Women in Iran
Throughout history, women in Iran have played numerous roles, and contributed in many ways, to Iranian society. Historically, tradition maintained that women be confined to their homes so that they could manage the household and raise children. During the Pahlavi era, there was a drastic change towards women's segregation: ban of the veil, right to vote, right to education, equal salaries for men and women, and the right to hold public office. Women were active participants in the Islamic Revolution. Iran's constitution, adopted after the Islamic Revolution in 1979, proclaims equality for men and women under Article 20, while mandating legal code adhering to Sharia law. According to Sharia, women inherit half of what a man would, and compensation for the death of a woman is also half. Sharia law still favors men, but Article 21 of the constitution as well as a few parliament-passed laws give women some advantages. Women are allowed to drive, hold public office, and attend university.

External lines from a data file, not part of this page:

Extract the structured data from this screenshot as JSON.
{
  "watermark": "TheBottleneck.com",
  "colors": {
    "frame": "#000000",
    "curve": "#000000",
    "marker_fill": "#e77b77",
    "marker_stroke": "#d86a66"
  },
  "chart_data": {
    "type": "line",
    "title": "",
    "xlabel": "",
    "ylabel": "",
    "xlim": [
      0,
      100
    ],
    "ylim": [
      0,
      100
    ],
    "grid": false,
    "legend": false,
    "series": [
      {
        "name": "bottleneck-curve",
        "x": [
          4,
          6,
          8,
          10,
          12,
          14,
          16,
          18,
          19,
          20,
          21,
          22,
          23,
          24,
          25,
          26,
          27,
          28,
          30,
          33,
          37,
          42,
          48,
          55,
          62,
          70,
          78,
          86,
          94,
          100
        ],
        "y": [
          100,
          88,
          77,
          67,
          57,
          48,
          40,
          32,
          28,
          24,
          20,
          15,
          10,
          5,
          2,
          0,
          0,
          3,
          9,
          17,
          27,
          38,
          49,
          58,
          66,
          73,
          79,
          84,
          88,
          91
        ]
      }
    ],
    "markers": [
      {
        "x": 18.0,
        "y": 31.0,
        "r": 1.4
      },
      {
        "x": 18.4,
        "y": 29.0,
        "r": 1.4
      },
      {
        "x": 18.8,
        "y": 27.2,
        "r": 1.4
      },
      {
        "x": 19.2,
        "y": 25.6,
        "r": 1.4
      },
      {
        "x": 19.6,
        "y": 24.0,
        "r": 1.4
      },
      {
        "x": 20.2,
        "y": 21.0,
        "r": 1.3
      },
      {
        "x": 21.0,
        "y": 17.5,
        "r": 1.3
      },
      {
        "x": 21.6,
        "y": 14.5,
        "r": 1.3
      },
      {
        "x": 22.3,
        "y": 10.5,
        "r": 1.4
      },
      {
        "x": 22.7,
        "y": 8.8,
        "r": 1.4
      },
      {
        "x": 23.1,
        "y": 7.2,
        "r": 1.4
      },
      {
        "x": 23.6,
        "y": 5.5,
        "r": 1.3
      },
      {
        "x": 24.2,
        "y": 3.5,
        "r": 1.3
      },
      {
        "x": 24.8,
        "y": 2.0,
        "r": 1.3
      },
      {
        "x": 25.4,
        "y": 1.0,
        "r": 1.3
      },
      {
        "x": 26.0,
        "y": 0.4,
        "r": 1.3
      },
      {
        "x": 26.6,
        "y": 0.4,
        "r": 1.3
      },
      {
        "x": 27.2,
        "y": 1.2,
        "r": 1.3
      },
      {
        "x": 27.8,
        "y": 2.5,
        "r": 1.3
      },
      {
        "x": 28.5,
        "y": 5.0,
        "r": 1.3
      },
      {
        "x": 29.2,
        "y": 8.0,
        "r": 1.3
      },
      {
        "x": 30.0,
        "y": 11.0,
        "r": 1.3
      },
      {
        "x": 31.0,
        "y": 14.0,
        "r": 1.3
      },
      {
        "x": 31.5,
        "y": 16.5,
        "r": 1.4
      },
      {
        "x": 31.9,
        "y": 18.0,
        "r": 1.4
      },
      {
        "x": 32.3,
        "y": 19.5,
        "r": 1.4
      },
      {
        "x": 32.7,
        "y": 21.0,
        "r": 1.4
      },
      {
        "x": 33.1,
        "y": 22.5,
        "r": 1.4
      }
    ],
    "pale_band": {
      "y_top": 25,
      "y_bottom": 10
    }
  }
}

Not wearing a veil in public can be punished by law; and when in public, all hair and skin except the face and hands must be covered.